→ **Extracted material**
%%
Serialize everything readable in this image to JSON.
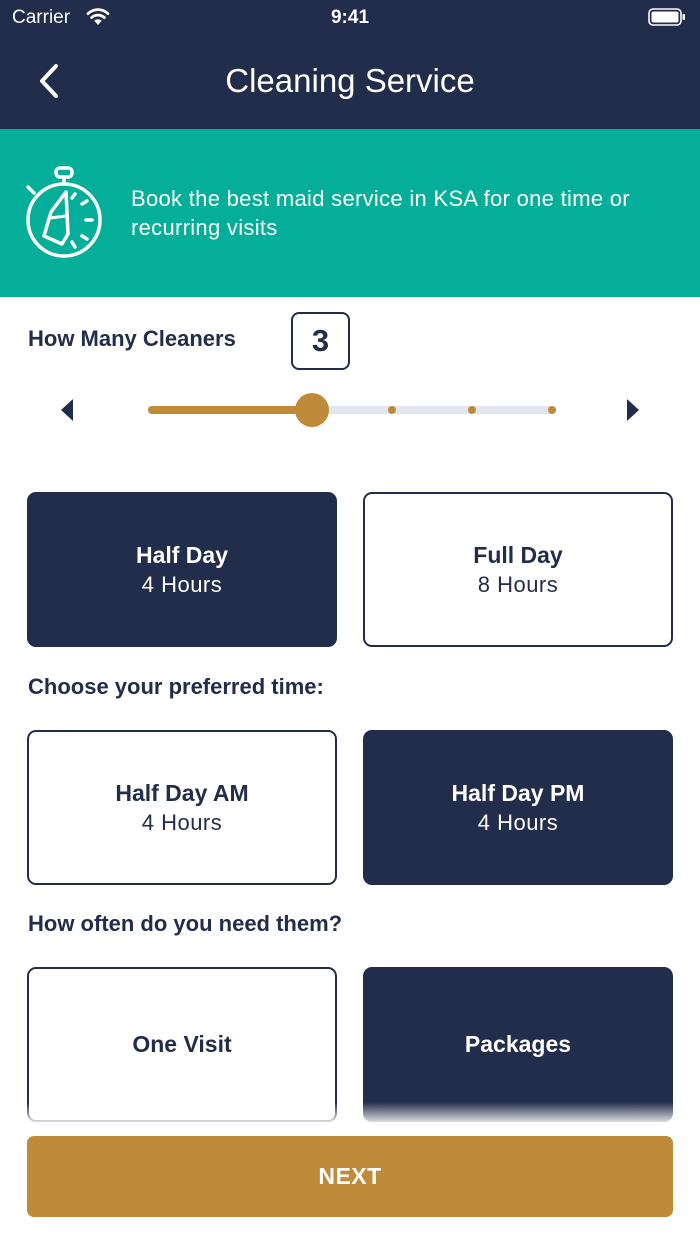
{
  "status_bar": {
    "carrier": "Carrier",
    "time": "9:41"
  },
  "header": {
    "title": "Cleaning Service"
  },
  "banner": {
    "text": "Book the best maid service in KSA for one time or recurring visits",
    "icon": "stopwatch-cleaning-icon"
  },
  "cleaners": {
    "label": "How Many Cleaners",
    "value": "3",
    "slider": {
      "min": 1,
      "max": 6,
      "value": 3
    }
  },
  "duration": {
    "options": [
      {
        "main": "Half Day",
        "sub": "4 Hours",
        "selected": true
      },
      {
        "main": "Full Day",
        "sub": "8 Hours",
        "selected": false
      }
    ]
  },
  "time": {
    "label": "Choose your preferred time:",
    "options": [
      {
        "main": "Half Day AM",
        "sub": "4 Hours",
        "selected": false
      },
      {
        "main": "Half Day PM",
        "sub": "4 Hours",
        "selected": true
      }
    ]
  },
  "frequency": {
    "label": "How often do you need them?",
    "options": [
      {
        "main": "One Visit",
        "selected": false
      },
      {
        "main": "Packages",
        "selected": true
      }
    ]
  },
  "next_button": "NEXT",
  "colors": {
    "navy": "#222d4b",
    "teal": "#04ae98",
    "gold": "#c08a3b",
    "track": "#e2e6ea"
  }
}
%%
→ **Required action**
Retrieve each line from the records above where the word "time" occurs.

→ **Answer box**
    "time": "9:41"
    "text": "Book the best maid service in KSA for one time or recurring visits",
  "time": {
    "label": "Choose your preferred time:",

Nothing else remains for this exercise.